Segment Open

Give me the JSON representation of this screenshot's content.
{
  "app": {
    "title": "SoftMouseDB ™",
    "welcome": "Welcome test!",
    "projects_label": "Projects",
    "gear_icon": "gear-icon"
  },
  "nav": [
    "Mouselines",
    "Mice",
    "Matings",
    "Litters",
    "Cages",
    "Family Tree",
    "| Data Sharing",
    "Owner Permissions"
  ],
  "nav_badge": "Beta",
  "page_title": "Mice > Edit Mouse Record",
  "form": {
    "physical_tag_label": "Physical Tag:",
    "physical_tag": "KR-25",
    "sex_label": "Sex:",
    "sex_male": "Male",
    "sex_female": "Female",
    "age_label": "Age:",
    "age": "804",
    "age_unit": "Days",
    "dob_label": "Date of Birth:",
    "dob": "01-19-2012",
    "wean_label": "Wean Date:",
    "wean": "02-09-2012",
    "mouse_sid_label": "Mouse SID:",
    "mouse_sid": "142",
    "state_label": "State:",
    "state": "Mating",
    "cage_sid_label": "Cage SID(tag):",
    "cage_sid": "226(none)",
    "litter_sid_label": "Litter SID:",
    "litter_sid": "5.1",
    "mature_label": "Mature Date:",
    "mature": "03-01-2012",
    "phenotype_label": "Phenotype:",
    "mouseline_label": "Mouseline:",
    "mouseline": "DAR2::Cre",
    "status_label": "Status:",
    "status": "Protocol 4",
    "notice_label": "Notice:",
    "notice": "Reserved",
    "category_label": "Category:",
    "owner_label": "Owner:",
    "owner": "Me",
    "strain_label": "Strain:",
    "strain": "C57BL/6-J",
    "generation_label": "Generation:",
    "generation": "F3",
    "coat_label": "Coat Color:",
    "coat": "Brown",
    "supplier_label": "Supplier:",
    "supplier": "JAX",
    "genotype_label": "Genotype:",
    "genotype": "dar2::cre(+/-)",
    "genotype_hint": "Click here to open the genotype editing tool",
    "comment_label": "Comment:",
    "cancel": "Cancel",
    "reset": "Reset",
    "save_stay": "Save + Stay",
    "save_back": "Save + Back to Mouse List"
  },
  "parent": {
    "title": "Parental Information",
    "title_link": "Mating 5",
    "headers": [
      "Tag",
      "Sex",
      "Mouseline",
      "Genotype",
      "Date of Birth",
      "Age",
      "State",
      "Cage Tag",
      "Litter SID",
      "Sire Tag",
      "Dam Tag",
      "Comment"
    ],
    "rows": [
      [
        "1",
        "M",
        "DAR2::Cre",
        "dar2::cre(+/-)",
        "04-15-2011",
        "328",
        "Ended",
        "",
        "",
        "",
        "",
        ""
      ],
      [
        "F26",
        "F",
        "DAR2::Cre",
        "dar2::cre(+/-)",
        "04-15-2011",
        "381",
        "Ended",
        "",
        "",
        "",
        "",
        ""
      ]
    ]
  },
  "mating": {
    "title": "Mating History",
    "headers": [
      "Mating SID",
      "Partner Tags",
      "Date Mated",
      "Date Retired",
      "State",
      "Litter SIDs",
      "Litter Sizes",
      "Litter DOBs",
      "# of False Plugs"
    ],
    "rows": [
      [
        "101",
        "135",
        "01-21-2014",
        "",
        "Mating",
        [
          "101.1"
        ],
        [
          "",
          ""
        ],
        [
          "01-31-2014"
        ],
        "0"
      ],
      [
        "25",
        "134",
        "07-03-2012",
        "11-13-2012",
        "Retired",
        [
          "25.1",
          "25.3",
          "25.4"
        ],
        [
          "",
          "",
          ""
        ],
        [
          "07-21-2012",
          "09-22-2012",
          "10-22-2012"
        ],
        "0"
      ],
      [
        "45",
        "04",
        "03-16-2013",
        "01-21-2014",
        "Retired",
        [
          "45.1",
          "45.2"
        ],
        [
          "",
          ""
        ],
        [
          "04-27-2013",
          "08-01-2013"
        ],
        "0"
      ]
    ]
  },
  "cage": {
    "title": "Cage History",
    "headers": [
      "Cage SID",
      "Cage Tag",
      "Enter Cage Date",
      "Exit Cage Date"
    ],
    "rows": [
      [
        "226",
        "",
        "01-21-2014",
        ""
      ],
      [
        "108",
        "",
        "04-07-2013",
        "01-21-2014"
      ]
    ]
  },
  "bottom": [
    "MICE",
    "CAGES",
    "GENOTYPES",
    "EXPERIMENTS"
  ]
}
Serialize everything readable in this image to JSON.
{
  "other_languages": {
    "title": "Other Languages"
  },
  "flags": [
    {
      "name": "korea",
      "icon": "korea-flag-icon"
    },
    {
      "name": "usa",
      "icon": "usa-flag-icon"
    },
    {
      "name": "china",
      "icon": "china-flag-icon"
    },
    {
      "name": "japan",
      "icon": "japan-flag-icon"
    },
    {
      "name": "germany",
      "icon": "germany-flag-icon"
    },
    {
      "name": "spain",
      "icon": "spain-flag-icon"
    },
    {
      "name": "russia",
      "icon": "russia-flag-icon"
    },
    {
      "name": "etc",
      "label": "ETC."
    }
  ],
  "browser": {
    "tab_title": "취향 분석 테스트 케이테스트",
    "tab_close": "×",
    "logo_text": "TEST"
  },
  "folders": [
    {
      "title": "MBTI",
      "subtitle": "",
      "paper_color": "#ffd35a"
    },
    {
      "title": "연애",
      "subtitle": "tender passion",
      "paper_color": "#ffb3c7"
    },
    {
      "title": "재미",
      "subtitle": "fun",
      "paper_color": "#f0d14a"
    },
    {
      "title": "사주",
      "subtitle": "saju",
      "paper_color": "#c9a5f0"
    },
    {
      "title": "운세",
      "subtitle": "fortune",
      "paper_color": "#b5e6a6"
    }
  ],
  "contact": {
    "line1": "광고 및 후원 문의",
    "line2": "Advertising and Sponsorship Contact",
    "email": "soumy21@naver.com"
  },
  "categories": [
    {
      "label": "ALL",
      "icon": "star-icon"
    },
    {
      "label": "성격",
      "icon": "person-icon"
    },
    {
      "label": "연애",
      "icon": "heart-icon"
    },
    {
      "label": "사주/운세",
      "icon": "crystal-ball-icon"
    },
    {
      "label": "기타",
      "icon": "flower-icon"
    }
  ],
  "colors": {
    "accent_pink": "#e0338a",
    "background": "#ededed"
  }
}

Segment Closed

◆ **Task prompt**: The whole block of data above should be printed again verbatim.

◆ **Solved exercise**:
Give me the JSON representation of this screenshot's content.
{
  "app": {
    "title": "SoftMouseDB ™",
    "welcome": "Welcome test!",
    "projects_label": "Projects",
    "gear_icon": "gear-icon"
  },
  "nav": [
    "Mouselines",
    "Mice",
    "Matings",
    "Litters",
    "Cages",
    "Family Tree",
    "| Data Sharing",
    "Owner Permissions"
  ],
  "nav_badge": "Beta",
  "page_title": "Mice > Edit Mouse Record",
  "form": {
    "physical_tag_label": "Physical Tag:",
    "physical_tag": "KR-25",
    "sex_label": "Sex:",
    "sex_male": "Male",
    "sex_female": "Female",
    "age_label": "Age:",
    "age": "804",
    "age_unit": "Days",
    "dob_label": "Date of Birth:",
    "dob": "01-19-2012",
    "wean_label": "Wean Date:",
    "wean": "02-09-2012",
    "mouse_sid_label": "Mouse SID:",
    "mouse_sid": "142",
    "state_label": "State:",
    "state": "Mating",
    "cage_sid_label": "Cage SID(tag):",
    "cage_sid": "226(none)",
    "litter_sid_label": "Litter SID:",
    "litter_sid": "5.1",
    "mature_label": "Mature Date:",
    "mature": "03-01-2012",
    "phenotype_label": "Phenotype:",
    "mouseline_label": "Mouseline:",
    "mouseline": "DAR2::Cre",
    "status_label": "Status:",
    "status": "Protocol 4",
    "notice_label": "Notice:",
    "notice": "Reserved",
    "category_label": "Category:",
    "owner_label": "Owner:",
    "owner": "Me",
    "strain_label": "Strain:",
    "strain": "C57BL/6-J",
    "generation_label": "Generation:",
    "generation": "F3",
    "coat_label": "Coat Color:",
    "coat": "Brown",
    "supplier_label": "Supplier:",
    "supplier": "JAX",
    "genotype_label": "Genotype:",
    "genotype": "dar2::cre(+/-)",
    "genotype_hint": "Click here to open the genotype editing tool",
    "comment_label": "Comment:",
    "cancel": "Cancel",
    "reset": "Reset",
    "save_stay": "Save + Stay",
    "save_back": "Save + Back to Mouse List"
  },
  "parent": {
    "title": "Parental Information",
    "title_link": "Mating 5",
    "headers": [
      "Tag",
      "Sex",
      "Mouseline",
      "Genotype",
      "Date of Birth",
      "Age",
      "State",
      "Cage Tag",
      "Litter SID",
      "Sire Tag",
      "Dam Tag",
      "Comment"
    ],
    "rows": [
      [
        "1",
        "M",
        "DAR2::Cre",
        "dar2::cre(+/-)",
        "04-15-2011",
        "328",
        "Ended",
        "",
        "",
        "",
        "",
        ""
      ],
      [
        "F26",
        "F",
        "DAR2::Cre",
        "dar2::cre(+/-)",
        "04-15-2011",
        "381",
        "Ended",
        "",
        "",
        "",
        "",
        ""
      ]
    ]
  },
  "mating": {
    "title": "Mating History",
    "headers": [
      "Mating SID",
      "Partner Tags",
      "Date Mated",
      "Date Retired",
      "State",
      "Litter SIDs",
      "Litter Sizes",
      "Litter DOBs",
      "# of False Plugs"
    ],
    "rows": [
      [
        "101",
        "135",
        "01-21-2014",
        "",
        "Mating",
        [
          "101.1"
        ],
        [
          "",
          ""
        ],
        [
          "01-31-2014"
        ],
        "0"
      ],
      [
        "25",
        "134",
        "07-03-2012",
        "11-13-2012",
        "Retired",
        [
          "25.1",
          "25.3",
          "25.4"
        ],
        [
          "",
          "",
          ""
        ],
        [
          "07-21-2012",
          "09-22-2012",
          "10-22-2012"
        ],
        "0"
      ],
      [
        "45",
        "04",
        "03-16-2013",
        "01-21-2014",
        "Retired",
        [
          "45.1",
          "45.2"
        ],
        [
          "",
          ""
        ],
        [
          "04-27-2013",
          "08-01-2013"
        ],
        "0"
      ]
    ]
  },
  "cage": {
    "title": "Cage History",
    "headers": [
      "Cage SID",
      "Cage Tag",
      "Enter Cage Date",
      "Exit Cage Date"
    ],
    "rows": [
      [
        "226",
        "",
        "01-21-2014",
        ""
      ],
      [
        "108",
        "",
        "04-07-2013",
        "01-21-2014"
      ]
    ]
  },
  "bottom": [
    "MICE",
    "CAGES",
    "GENOTYPES",
    "EXPERIMENTS"
  ]
}
Serialize everything readable in this image to JSON.
{
  "other_languages": {
    "title": "Other Languages"
  },
  "flags": [
    {
      "name": "korea",
      "icon": "korea-flag-icon"
    },
    {
      "name": "usa",
      "icon": "usa-flag-icon"
    },
    {
      "name": "china",
      "icon": "china-flag-icon"
    },
    {
      "name": "japan",
      "icon": "japan-flag-icon"
    },
    {
      "name": "germany",
      "icon": "germany-flag-icon"
    },
    {
      "name": "spain",
      "icon": "spain-flag-icon"
    },
    {
      "name": "russia",
      "icon": "russia-flag-icon"
    },
    {
      "name": "etc",
      "label": "ETC."
    }
  ],
  "browser": {
    "tab_title": "취향 분석 테스트 케이테스트",
    "tab_close": "×",
    "logo_text": "TEST"
  },
  "folders": [
    {
      "title": "MBTI",
      "subtitle": "",
      "paper_color": "#ffd35a"
    },
    {
      "title": "연애",
      "subtitle": "tender passion",
      "paper_color": "#ffb3c7"
    },
    {
      "title": "재미",
      "subtitle": "fun",
      "paper_color": "#f0d14a"
    },
    {
      "title": "사주",
      "subtitle": "saju",
      "paper_color": "#c9a5f0"
    },
    {
      "title": "운세",
      "subtitle": "fortune",
      "paper_color": "#b5e6a6"
    }
  ],
  "contact": {
    "line1": "광고 및 후원 문의",
    "line2": "Advertising and Sponsorship Contact",
    "email": "soumy21@naver.com"
  },
  "categories": [
    {
      "label": "ALL",
      "icon": "star-icon"
    },
    {
      "label": "성격",
      "icon": "person-icon"
    },
    {
      "label": "연애",
      "icon": "heart-icon"
    },
    {
      "label": "사주/운세",
      "icon": "crystal-ball-icon"
    },
    {
      "label": "기타",
      "icon": "flower-icon"
    }
  ],
  "colors": {
    "accent_pink": "#e0338a",
    "background": "#ededed"
  }
}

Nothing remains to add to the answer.